Swiss photographer Emil Acklin documented the social and political history of Zurich between 1930 and 1950. He trained his lens on people on the job, and the fruits of his labour are now on display in Zurich.
Armed with a Leica camera, teacher, communist and photographer Emil Acklin (1889-1976) captured the everyday life of people in Zurich’s Aussersihl neighbourhood. He photographed Zurich residents at work on weekdays as well as during their leisure time or at political events, such as the May 1 “International Workers’ Day” parade.
Acklin presents his photography as a reflection of the class struggle that prevailed at the time.
Industrialisation, education of the working class and economic hardship during the war years had a strong influence on Acklin. As a result, his early work became increasingly socialist in nature. In 1917, he joined a revolutionary group and actively participated in its numerous protests against war and militarism. During the November riots of 1917, Acklin was arrested and sentenced to seven months in prison.
After Acklin left prison, he lost his job as a teacher and had to rebuild his life completely. He decided to focus on portraits of workers. In 1929, he founded the Zurich Workers’ Photography Association – with the aim of using photography as a propaganda tool in the class struggle. Most of the photos he left behind were taken during the following decade.
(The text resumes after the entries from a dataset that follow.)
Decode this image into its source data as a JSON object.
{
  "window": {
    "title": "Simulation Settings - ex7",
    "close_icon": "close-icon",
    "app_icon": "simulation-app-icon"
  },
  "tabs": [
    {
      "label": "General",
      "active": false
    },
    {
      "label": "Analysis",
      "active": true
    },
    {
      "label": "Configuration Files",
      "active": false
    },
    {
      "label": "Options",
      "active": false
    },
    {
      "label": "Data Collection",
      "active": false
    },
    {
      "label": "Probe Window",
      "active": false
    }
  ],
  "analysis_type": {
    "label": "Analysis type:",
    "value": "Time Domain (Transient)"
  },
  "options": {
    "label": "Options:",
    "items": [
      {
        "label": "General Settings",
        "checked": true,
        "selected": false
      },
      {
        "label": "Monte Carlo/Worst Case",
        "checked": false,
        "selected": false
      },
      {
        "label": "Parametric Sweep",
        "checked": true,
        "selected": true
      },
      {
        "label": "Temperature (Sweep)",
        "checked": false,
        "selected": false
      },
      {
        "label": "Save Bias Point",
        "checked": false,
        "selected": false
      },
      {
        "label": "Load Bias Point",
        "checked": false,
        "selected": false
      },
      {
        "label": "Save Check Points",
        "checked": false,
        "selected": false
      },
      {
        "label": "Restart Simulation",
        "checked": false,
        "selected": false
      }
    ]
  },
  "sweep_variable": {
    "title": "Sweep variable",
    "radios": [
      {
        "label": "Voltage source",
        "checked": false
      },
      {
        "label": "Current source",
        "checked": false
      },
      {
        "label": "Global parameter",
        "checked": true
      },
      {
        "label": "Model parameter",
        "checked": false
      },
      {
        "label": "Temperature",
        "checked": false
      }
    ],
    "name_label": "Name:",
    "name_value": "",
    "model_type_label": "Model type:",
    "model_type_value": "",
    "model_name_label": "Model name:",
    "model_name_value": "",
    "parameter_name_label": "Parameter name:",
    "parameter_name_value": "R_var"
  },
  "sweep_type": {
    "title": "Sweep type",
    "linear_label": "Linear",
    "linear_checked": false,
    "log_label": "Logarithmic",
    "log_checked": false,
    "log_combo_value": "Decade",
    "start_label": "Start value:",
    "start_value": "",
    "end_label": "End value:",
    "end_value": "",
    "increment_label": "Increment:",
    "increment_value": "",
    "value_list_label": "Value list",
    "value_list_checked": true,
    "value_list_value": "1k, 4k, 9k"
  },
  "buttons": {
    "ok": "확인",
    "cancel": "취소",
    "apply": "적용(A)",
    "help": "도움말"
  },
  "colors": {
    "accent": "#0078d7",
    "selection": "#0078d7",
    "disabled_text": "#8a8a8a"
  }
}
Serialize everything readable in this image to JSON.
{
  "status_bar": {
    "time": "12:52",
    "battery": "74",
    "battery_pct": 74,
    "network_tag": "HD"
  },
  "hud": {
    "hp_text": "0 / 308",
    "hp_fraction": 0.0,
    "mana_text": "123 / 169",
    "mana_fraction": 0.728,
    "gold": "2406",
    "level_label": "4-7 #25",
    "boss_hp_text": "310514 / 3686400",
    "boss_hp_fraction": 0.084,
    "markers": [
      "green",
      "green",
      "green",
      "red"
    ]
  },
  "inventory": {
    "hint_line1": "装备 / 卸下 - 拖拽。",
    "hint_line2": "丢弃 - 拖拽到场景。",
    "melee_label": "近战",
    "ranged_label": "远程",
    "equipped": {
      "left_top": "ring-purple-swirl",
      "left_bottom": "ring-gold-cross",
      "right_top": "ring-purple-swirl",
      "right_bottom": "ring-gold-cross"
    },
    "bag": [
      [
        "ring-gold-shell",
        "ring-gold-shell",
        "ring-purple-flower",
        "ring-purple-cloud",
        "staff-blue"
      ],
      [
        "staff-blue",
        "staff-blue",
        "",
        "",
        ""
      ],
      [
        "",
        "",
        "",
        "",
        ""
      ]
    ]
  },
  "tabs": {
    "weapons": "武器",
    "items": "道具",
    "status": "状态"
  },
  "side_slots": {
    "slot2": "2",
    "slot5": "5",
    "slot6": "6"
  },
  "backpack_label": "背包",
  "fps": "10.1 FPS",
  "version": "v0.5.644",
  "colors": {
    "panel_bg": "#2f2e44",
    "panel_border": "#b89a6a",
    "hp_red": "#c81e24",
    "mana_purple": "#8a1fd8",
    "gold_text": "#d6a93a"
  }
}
These now belong to Zurich’s city archive.
From Thursday until January 18, 2019, an exhibition is showcasing Acklin’s photographic legacyexternal link.
As part of our #swisshistorypics series, we travel back in time with black-and-white pictures of the early days.
(Photos: Zurich City Archive)